Jay Sandrich
Born
Jay Henry Sandrich

(1932-02-24)February 24, 1932
Los Angeles, California, U.S.
DiedSeptember 22, 2021(2021-09-22) (aged 89)
Los Angeles, California, U.S.
Alma materUniversity of California, Los Angeles
OccupationTelevision director
Years active1956–2003
Spouse(s)
  • Nina Kramer
    (m. 1953; div. 1976)
  • Linda Green Silverstein
    (m. 1984)
Children3
Parent(s)Mark Sandrich
RelativesRuth Harriet Louise (aunt)

Jay Henry Sandrich (February 24, 1932 – September 22, 2021) was an American television director who primarily worked on sitcoms. In 2020, he was inducted into the Television Hall of Fame.[1]

Early life

Jay Sandrich was born February 24, 1932, in Los Angeles. He was the son of director Mark Sandrich.[2] The younger Sandrich attended the University of California, Los Angeles, graduating with a B.A. in 1953.[3]

Career

Sandrich began his television work in the mid-1950s as a second assistant director with Desilu Productions, and began his career as an assistant director on I Love Lucy and assistant to the producer on The Andy Griffith Show.[3] Sandrich directed and/or produced episodes of The Bill Dana Show; The Bill Cosby Show; Get Smart; The Odd Couple; Paul Sand in Friends and Lovers; Loves Me, Loves Me Not; Soap; two-thirds of the episodes of The Mary Tyler Moore Show in early seasons; and the first three seasons of The Cosby Show.[3] He was responsible for the series pilots of The Bob Newhart Show, WKRP in Cincinnati, Benson, Empty Nest and The Golden Girls. His last work as a director on television was an episode of Two and a Half Men in 2003. Sandrich also directed for Theatre Aspen, in Aspen, Colorado, Rounding Third (2008), Chapter Two (2009), and Same Time, Next Year (2010). The only theatrical movie he directed was the film Seems Like Old Times (1980), originally written by Neil Simon.
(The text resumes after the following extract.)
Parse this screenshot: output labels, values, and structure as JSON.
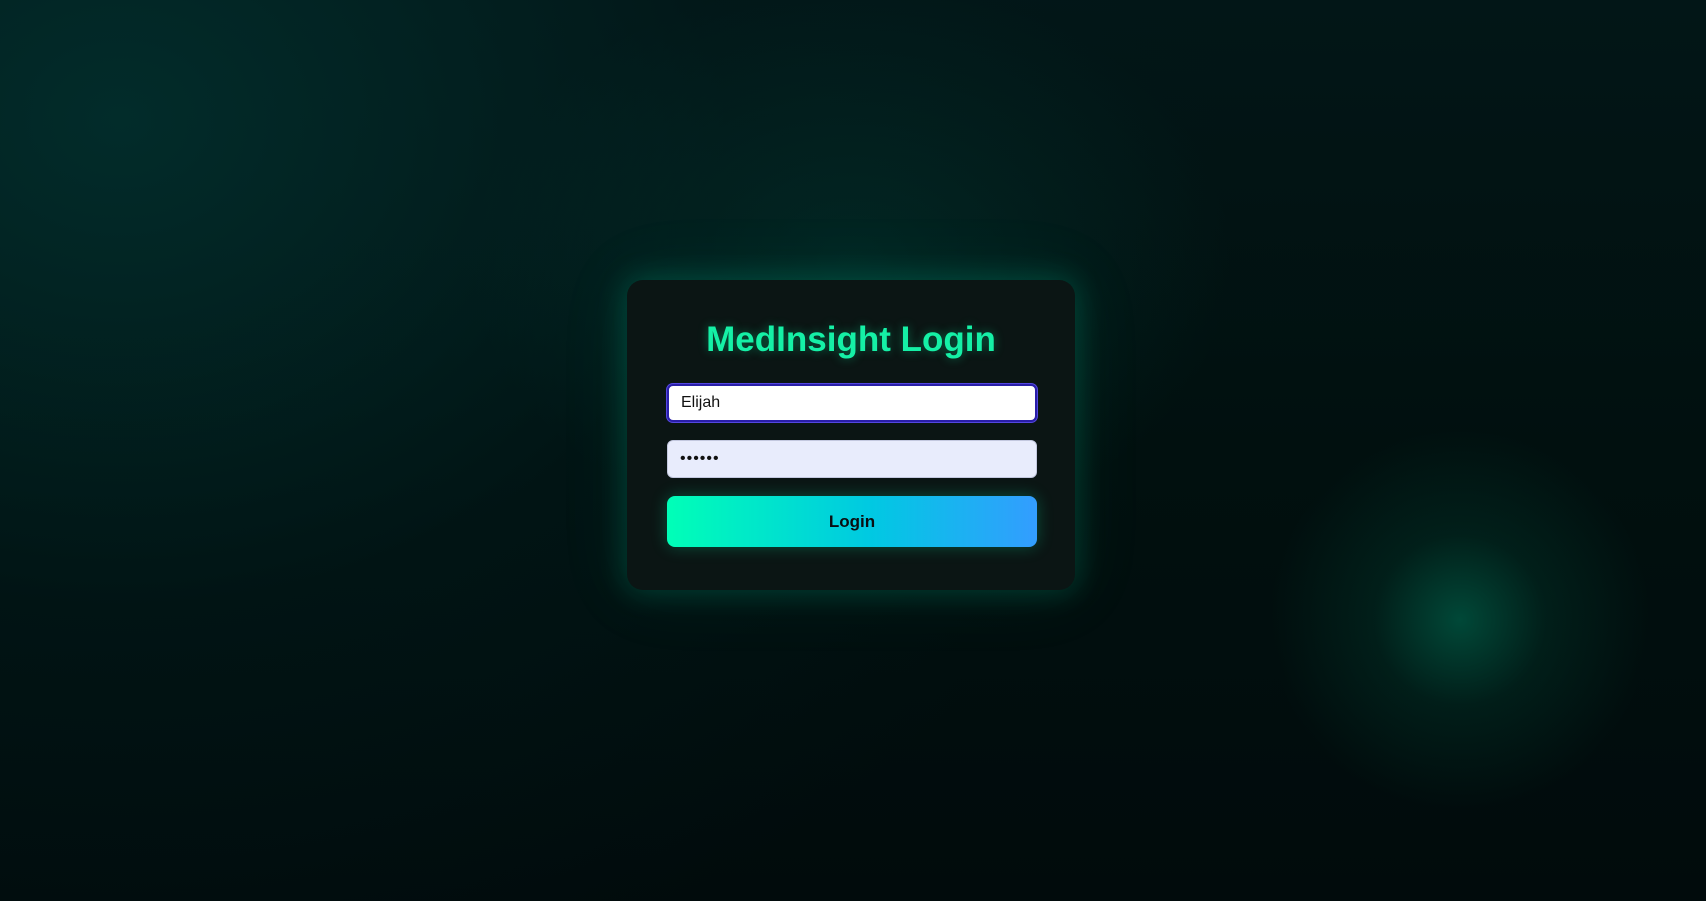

In 1965, Sandrich put in his only stint as a producer, serving as associate producer for the first season of the NBC-TV comedy Get Smart, which co-starred Don Adams and Barbara Feldon. He enjoyed the experience but vowed to stick to directing in future. He told Andy Meisler of Channels magazine, "I really didn't like producing. I liked being on the stage. I found that, as a producer, I'd stay up until four in the morning worrying about everything. As a director, I slept at night."

Meisler's article also paints an appealing portrait of the director's relationship with Bill Cosby, who preferred Sandrich, who directed 100 episodes of The Cosby Show from 1985 to 1992, the series' last season, as the director of choice of the series, and with other Cosby production personnel, quoting co-executive producer Tom Werner on the show's dynamics: "Although we're really all here to service Bill Cosby's vision, the show is stronger because Jay challenges Bill and pushes him when appropriate." Sandrich was proud of the program's pioneering portrayal of an upper-class Black family, and of its civilized view of parent-child relations.
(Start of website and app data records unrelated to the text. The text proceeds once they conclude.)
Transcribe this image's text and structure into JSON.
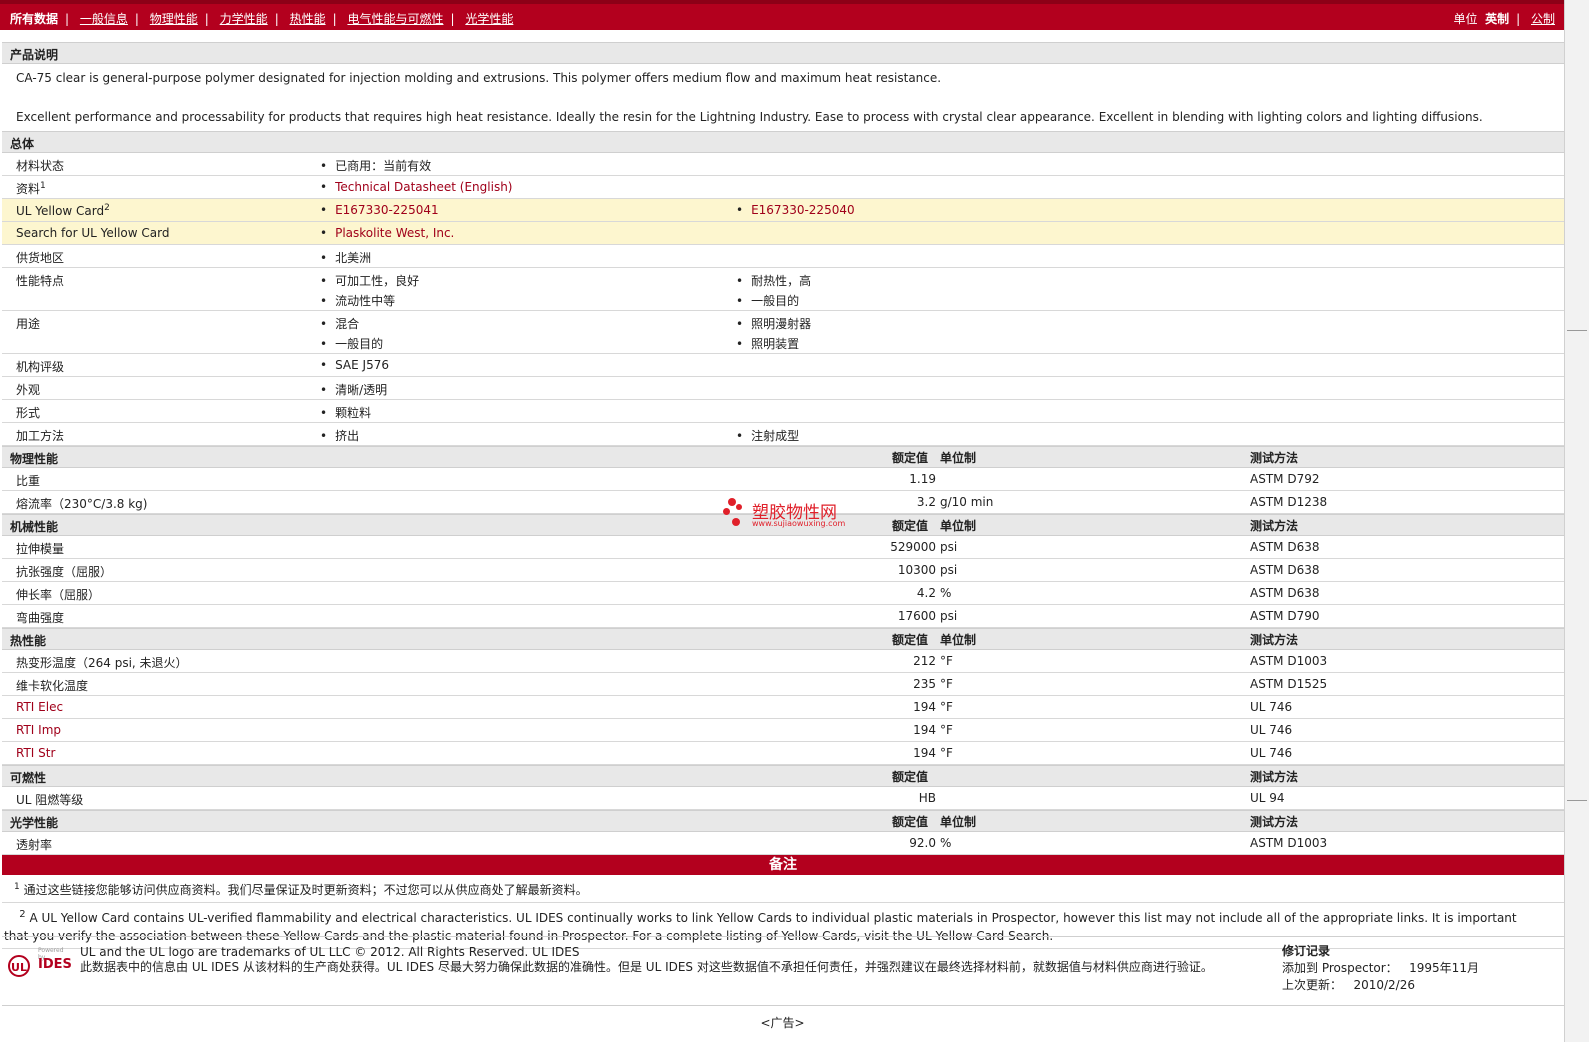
{
  "nav": {
    "all_data": "所有数据",
    "tabs": [
      "一般信息",
      "物理性能",
      "力学性能",
      "热性能",
      "电气性能与可燃性",
      "光学性能"
    ],
    "units_label": "单位",
    "units_english": "英制",
    "units_metric": "公制"
  },
  "description": {
    "title": "产品说明",
    "p1": "CA-75 clear is general-purpose polymer designated for injection molding and extrusions. This polymer offers medium flow and maximum heat resistance.",
    "p2": "Excellent performance and processability for products that requires high heat resistance. Ideally the resin for the Lightning Industry. Ease to process with crystal clear appearance. Excellent in blending with lighting colors and lighting diffusions."
  },
  "general": {
    "title": "总体",
    "rows": [
      {
        "label": "材料状态",
        "sup": "",
        "col1": [
          "已商用：当前有效"
        ],
        "col2": []
      },
      {
        "label": "资料",
        "sup": "1",
        "col1": [
          "Technical Datasheet (English)"
        ],
        "col2": []
      },
      {
        "label": "UL Yellow Card",
        "sup": "2",
        "col1": [
          "E167330-225041"
        ],
        "col2": [
          "E167330-225040"
        ]
      },
      {
        "label": "Search for UL Yellow Card",
        "sup": "",
        "col1": [
          "Plaskolite West, Inc."
        ],
        "col2": []
      },
      {
        "label": "供货地区",
        "sup": "",
        "col1": [
          "北美洲"
        ],
        "col2": []
      },
      {
        "label": "性能特点",
        "sup": "",
        "col1": [
          "可加工性，良好",
          "流动性中等"
        ],
        "col2": [
          "耐热性，高",
          "一般目的"
        ]
      },
      {
        "label": "用途",
        "sup": "",
        "col1": [
          "混合",
          "一般目的"
        ],
        "col2": [
          "照明漫射器",
          "照明装置"
        ]
      },
      {
        "label": "机构评级",
        "sup": "",
        "col1": [
          "SAE J576"
        ],
        "col2": []
      },
      {
        "label": "外观",
        "sup": "",
        "col1": [
          "清晰/透明"
        ],
        "col2": []
      },
      {
        "label": "形式",
        "sup": "",
        "col1": [
          "颗粒料"
        ],
        "col2": []
      },
      {
        "label": "加工方法",
        "sup": "",
        "col1": [
          "挤出"
        ],
        "col2": [
          "注射成型"
        ]
      }
    ]
  },
  "headers": {
    "rated": "额定值",
    "unit": "单位制",
    "method": "测试方法"
  },
  "physical": {
    "title": "物理性能",
    "rows": [
      {
        "label": "比重",
        "value": "1.19",
        "unit": "",
        "method": "ASTM D792"
      },
      {
        "label": "熔流率（230°C/3.8 kg)",
        "value": "3.2",
        "unit": "g/10 min",
        "method": "ASTM D1238"
      }
    ]
  },
  "mechanical": {
    "title": "机械性能",
    "rows": [
      {
        "label": "拉伸模量",
        "value": "529000",
        "unit": "psi",
        "method": "ASTM D638"
      },
      {
        "label": "抗张强度（屈服）",
        "value": "10300",
        "unit": "psi",
        "method": "ASTM D638"
      },
      {
        "label": "伸长率（屈服）",
        "value": "4.2",
        "unit": "%",
        "method": "ASTM D638"
      },
      {
        "label": "弯曲强度",
        "value": "17600",
        "unit": "psi",
        "method": "ASTM D790"
      }
    ]
  },
  "thermal": {
    "title": "热性能",
    "rows": [
      {
        "label": "热变形温度（264 psi, 未退火）",
        "value": "212",
        "unit": "°F",
        "method": "ASTM D1003"
      },
      {
        "label": "维卡软化温度",
        "value": "235",
        "unit": "°F",
        "method": "ASTM D1525"
      },
      {
        "label": "RTI Elec",
        "value": "194",
        "unit": "°F",
        "method": "UL 746"
      },
      {
        "label": "RTI Imp",
        "value": "194",
        "unit": "°F",
        "method": "UL 746"
      },
      {
        "label": "RTI Str",
        "value": "194",
        "unit": "°F",
        "method": "UL 746"
      }
    ]
  },
  "flammability": {
    "title": "可燃性",
    "rows": [
      {
        "label": "UL 阻燃等级",
        "value": "HB",
        "unit": "",
        "method": "UL 94"
      }
    ]
  },
  "optical": {
    "title": "光学性能",
    "rows": [
      {
        "label": "透射率",
        "value": "92.0",
        "unit": "%",
        "method": "ASTM D1003"
      }
    ]
  },
  "notes": {
    "title": "备注",
    "n1_sup": "1",
    "n1": "通过这些链接您能够访问供应商资料。我们尽量保证及时更新资料；不过您可以从供应商处了解最新资料。",
    "n2_sup": "2",
    "n2": "A UL Yellow Card contains UL-verified flammability and electrical characteristics. UL IDES continually works to link Yellow Cards to individual plastic materials in Prospector, however this list may not include all of the appropriate links. It is important that you verify the association between these Yellow Cards and the plastic material found in Prospector. For a complete listing of Yellow Cards, visit the UL Yellow Card Search."
  },
  "footer": {
    "logo_powered": "Powered by",
    "logo_ul": "UL",
    "logo_ides": "IDES",
    "legal1": "UL and the UL logo are trademarks of UL LLC © 2012. All Rights Reserved. UL IDES",
    "legal2": "此数据表中的信息由 UL IDES 从该材料的生产商处获得。UL IDES 尽最大努力确保此数据的准确性。但是 UL IDES 对这些数据值不承担任何责任，并强烈建议在最终选择材料前，就数据值与材料供应商进行验证。",
    "rev_title": "修订记录",
    "added_label": "添加到 Prospector：",
    "added_value": "1995年11月",
    "updated_label": "上次更新：",
    "updated_value": "2010/2/26",
    "ad": "<广告>"
  },
  "watermark": {
    "text": "塑胶物性网",
    "url": "www.sujiaowuxing.com",
    "color": "#e0202a"
  },
  "colors": {
    "brand_red": "#b3001e",
    "highlight": "#fdf6cf",
    "section_bg": "#e8e8e8"
  }
}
Death

Sandrich died from complications of dementia at his home in Los Angeles on September 22, 2021, at age 89.[4][5]

Further reading
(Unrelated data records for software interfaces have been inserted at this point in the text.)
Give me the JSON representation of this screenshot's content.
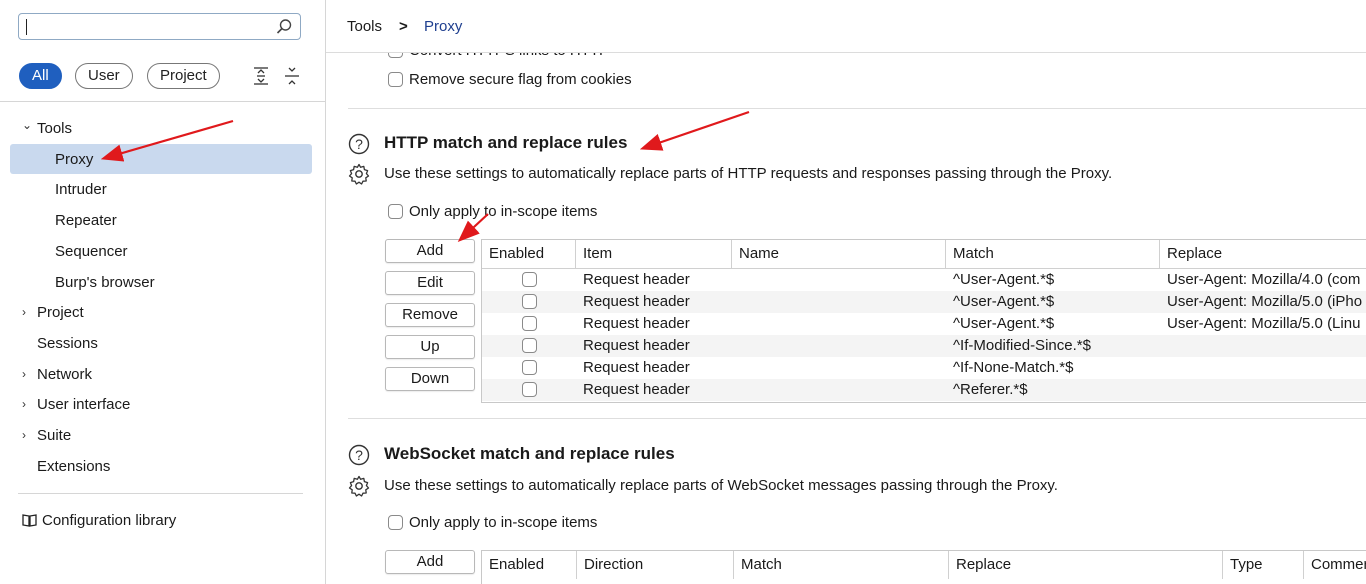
{
  "sidebar": {
    "search": {
      "value": "",
      "placeholder": ""
    },
    "filters": [
      "All",
      "User",
      "Project"
    ],
    "nav": [
      {
        "label": "Tools",
        "chevron": "⌄",
        "indent": 0,
        "selected": false
      },
      {
        "label": "Proxy",
        "chevron": "",
        "indent": 1,
        "selected": true
      },
      {
        "label": "Intruder",
        "chevron": "",
        "indent": 1,
        "selected": false
      },
      {
        "label": "Repeater",
        "chevron": "",
        "indent": 1,
        "selected": false
      },
      {
        "label": "Sequencer",
        "chevron": "",
        "indent": 1,
        "selected": false
      },
      {
        "label": "Burp's browser",
        "chevron": "",
        "indent": 1,
        "selected": false
      },
      {
        "label": "Project",
        "chevron": "›",
        "indent": 0,
        "selected": false
      },
      {
        "label": "Sessions",
        "chevron": "",
        "indent": 0,
        "selected": false
      },
      {
        "label": "Network",
        "chevron": "›",
        "indent": 0,
        "selected": false
      },
      {
        "label": "User interface",
        "chevron": "›",
        "indent": 0,
        "selected": false
      },
      {
        "label": "Suite",
        "chevron": "›",
        "indent": 0,
        "selected": false
      },
      {
        "label": "Extensions",
        "chevron": "",
        "indent": 0,
        "selected": false
      }
    ],
    "config_library": "Configuration library"
  },
  "header": {
    "breadcrumb": [
      "Tools",
      ">",
      "Proxy"
    ]
  },
  "main": {
    "cut_off_option": "Convert HTTPS links to HTTP",
    "remove_secure_flag": "Remove secure flag from cookies",
    "http_section": {
      "title": "HTTP match and replace rules",
      "description": "Use these settings to automatically replace parts of HTTP requests and responses passing through the Proxy.",
      "scope_label": "Only apply to in-scope items",
      "buttons": [
        "Add",
        "Edit",
        "Remove",
        "Up",
        "Down"
      ],
      "columns": [
        "Enabled",
        "Item",
        "Name",
        "Match",
        "Replace"
      ],
      "rows": [
        {
          "enabled": false,
          "item": "Request header",
          "name": "",
          "match": "^User-Agent.*$",
          "replace": "User-Agent: Mozilla/4.0 (com"
        },
        {
          "enabled": false,
          "item": "Request header",
          "name": "",
          "match": "^User-Agent.*$",
          "replace": "User-Agent: Mozilla/5.0 (iPho"
        },
        {
          "enabled": false,
          "item": "Request header",
          "name": "",
          "match": "^User-Agent.*$",
          "replace": "User-Agent: Mozilla/5.0 (Linu"
        },
        {
          "enabled": false,
          "item": "Request header",
          "name": "",
          "match": "^If-Modified-Since.*$",
          "replace": ""
        },
        {
          "enabled": false,
          "item": "Request header",
          "name": "",
          "match": "^If-None-Match.*$",
          "replace": ""
        },
        {
          "enabled": false,
          "item": "Request header",
          "name": "",
          "match": "^Referer.*$",
          "replace": ""
        }
      ]
    },
    "ws_section": {
      "title": "WebSocket match and replace rules",
      "description": "Use these settings to automatically replace parts of WebSocket messages passing through the Proxy.",
      "scope_label": "Only apply to in-scope items",
      "add_button": "Add",
      "columns": [
        "Enabled",
        "Direction",
        "Match",
        "Replace",
        "Type",
        "Commer"
      ]
    }
  },
  "colors": {
    "accent": "#1f5fbf",
    "selection": "#c9d9ee",
    "annotation_arrow": "#e0191c"
  }
}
References

  1. ^ Hipes, Patrick (December 3, 2019). "TV Academy Hall Of Fame Adding Bob Iger, Geraldine Laybourne, Seth MacFarlane, Jay Sandrich & Cicely Tyson". Deadline Hollywood. Archived from the original on January 22, 2015. Retrieved December 3, 2019.
  2. ^ "Jay Sandrich". Movies & TV Dept. The New York Times. Baseline & All Movie Guide. 2016. Archived from the original on March 5, 2016.
  3. ^ a b c "The Museum of Broadcast Communications - Encyclopedia of Television - Sandrich, Jay". www.museum.tv. Retrieved October 10, 2016.
  4. ^ Koseluk, Chris. "Jay Sandrich, Prolific Director on 'The Mary Tyler Moore Show' and 'The Cosby Show,' Dies at 89". Hollywood Reporter.
  5. ^ Sandomir, Richard (September 26, 2021). "Jay Sandrich, Emmy-Winning Sitcom Director, Is Dead at 89". The New York Times. Retrieved September 27, 2021.